Chelbin’s third monograph entitled "Sailboats and Swans» (published in 2012) is a portrayal of inmates from seven different prisons in Russia and the Ukraine. In addition to having roots in the Ukraine, the second factor that drew her to photograph in those countries were the people she had been photographing in Israel as a student. They were mostly immigrants from the former Soviet Union that had made ‘’Aliya’’ (Jewish immigration) during the 90s after the collapse of the former USSR (Union of Soviet Socialist Republics). In an interview with instituteartist.com Chelbin explains that she is inspired by people and especially people from the former Soviet Union as she finds them to be full of contradictions, ‘’tough on the outside but warm on the inside’’. I found it particularly interesting that Chelbin (in the same interview) drew parallels between her photographic subjects’ expressions and dark Northern fairytales, like what can be seen in old Bergman movies.
Chelbin engages with the photographic medium by means of an assisted-reality approach. She directs her subjects and she carefully choses location and lighting. On one hand she works in a planned manner, however on the other hand she is largely driven by intuition letting one thing lead to another. When making the Sailboats and Swans series she spent hours with each sitter, but she would only ask about their crime until after the session was over, trying to see the person beyond his or her crime. She finds people immensely inspiring and says that to her they are mysteries to be solved and a world of contradictions to be discovered. In The Sailboats and Swans series the visual contrast between the wallpaper and the appearance of the sitter is striking and I believe, alludes to the contradiction between the person and his/her crime. This visual contrast seem to play an important role in communicating her intent as she also references the wallpaper in the title of the work.

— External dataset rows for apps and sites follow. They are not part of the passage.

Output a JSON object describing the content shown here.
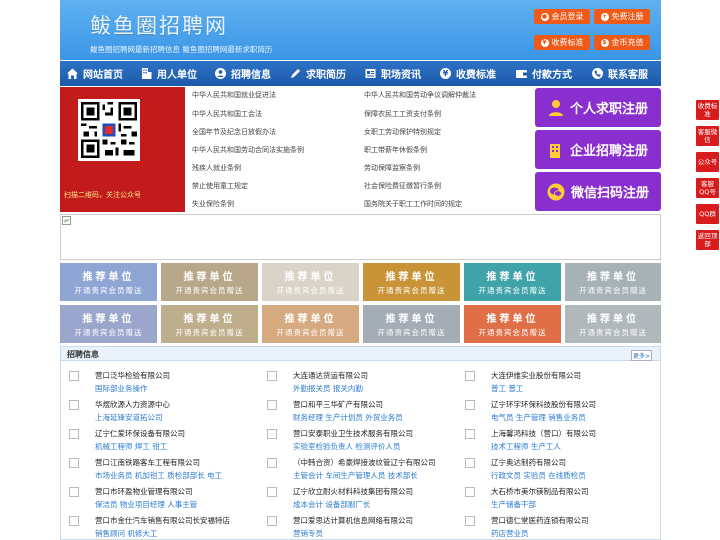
{
  "header": {
    "logo_title": "鲅鱼圈招聘网",
    "logo_subtitle": "鲅鱼圈招聘网最新招聘信息   鲅鱼圈招聘网最新求职简历",
    "buttons": [
      "会员登录",
      "免费注册",
      "收费标准",
      "金币充值"
    ]
  },
  "nav": [
    "网站首页",
    "用人单位",
    "招聘信息",
    "求职简历",
    "职场资讯",
    "收费标准",
    "付款方式",
    "联系客服"
  ],
  "banner": {
    "caption": "扫描二维码，关注公众号"
  },
  "links": {
    "left": [
      "中华人民共和国就业促进法",
      "中华人民共和国工会法",
      "全国年节及纪念日放假办法",
      "中华人民共和国劳动合同法实施条例",
      "残疾人就业条例",
      "禁止使用童工规定",
      "失业保险条例"
    ],
    "right": [
      "中华人民共和国劳动争议调解仲裁法",
      "保障农民工工资支付条例",
      "女职工劳动保护特别规定",
      "职工带薪年休假条例",
      "劳动保障监察条例",
      "社会保险费征缴暂行条例",
      "国务院关于职工工作时间的规定"
    ]
  },
  "register": [
    "个人求职注册",
    "企业招聘注册",
    "微信扫码注册"
  ],
  "promo": {
    "title": "推荐单位",
    "sub": "开通贵宾会员赠送",
    "colors": [
      "#8fa6d4",
      "#b8a889",
      "#d9d4c7",
      "#c99337",
      "#40a3a9",
      "#a6b2b6",
      "#9aa6cc",
      "#bfae8c",
      "#d5aa80",
      "#a4acb6",
      "#e06f47",
      "#b0b8bc"
    ]
  },
  "jobs": {
    "title": "招聘信息",
    "more": "更多>",
    "entries": [
      {
        "company": "营口泛华检验有限公司",
        "jobs": "国际部业务操作"
      },
      {
        "company": "大连通达货运有限公司",
        "jobs": "外勤报关员 报关内勤"
      },
      {
        "company": "大连伊维实业股份有限公司",
        "jobs": "普工 普工"
      },
      {
        "company": "华煜欣源人力资源中心",
        "jobs": "上海延锋安道拓公司"
      },
      {
        "company": "营口和平三华矿产有限公司",
        "jobs": "财务经理 生产计划员 外贸业务员"
      },
      {
        "company": "辽宁环宇环保科技股份有限公司",
        "jobs": "电气员 生产管理 销售业务员"
      },
      {
        "company": "辽宁仁爱环保设备有限公司",
        "jobs": "机械工程师 焊工 钳工"
      },
      {
        "company": "营口安泰职业卫生技术服务有限公司",
        "jobs": "实验室检验负责人 检测评价人员"
      },
      {
        "company": "上海馨鸿科技（营口）有限公司",
        "jobs": "技术工程师 生产工人"
      },
      {
        "company": "营口江南铁路客车工程有限公司",
        "jobs": "市场业务员 机加钳工 质检部部长 电工"
      },
      {
        "company": "（中韩合资）希豪焊接波纹管辽宁有限公司",
        "jobs": "主管会计 车间生产管理人员 技术部长"
      },
      {
        "company": "辽宁奥达制药有限公司",
        "jobs": "行政文员 实验员 在线质检员"
      },
      {
        "company": "营口市环盈物业管理有限公司",
        "jobs": "保洁员 物业项目经理 人事主管"
      },
      {
        "company": "辽宁欣立耐火材料科技集团有限公司",
        "jobs": "成本会计 设备部副厂长"
      },
      {
        "company": "大石桥市美尔镁制品有限公司",
        "jobs": "生产储备干部"
      },
      {
        "company": "营口市金仕汽车销售有限公司长安福特店",
        "jobs": "销售顾问 机修大工"
      },
      {
        "company": "营口爱思达计算机信息网络有限公司",
        "jobs": "营销专员"
      },
      {
        "company": "营口德仁堂医药连锁有限公司",
        "jobs": "药店营业员"
      }
    ]
  },
  "sidebar": [
    "收费标准",
    "客服微信",
    "公众号",
    "客服QQ号",
    "QQ群",
    "返回顶部"
  ],
  "colors": {
    "nav": "#2465b6",
    "header": "#4aa2ec",
    "accent": "#ef5a18",
    "register": "#8a2fcf",
    "banner": "#c21b1b",
    "sidebar": "#d81b1b"
  }
}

Reading about Chelbin and her artistic practice I couldn’t help but wonder if her fascination for contrasts and contradictions somewhat are caused by her upbringing in Israel, being a country pervaded by contradictions.
I think Chelbin shows a similar interest in themes such as complexities of youth, identity and family issues to what I’ve seen in work by Nordic photographers. Being universal issues they are inherently not limited by geography, society and politics. I did however find a similar interest in the dark, raw, unconcealed aspects of life and society to what I feel represent Nordic trends and traditions.
Having discovered Chelbin’s work I’m intrigued to continue my research for our next blog post through which I’ll take a closer look at Swedish photographer Anders Petersen, who has also documented life behind bars with his series Fängelse (Prison).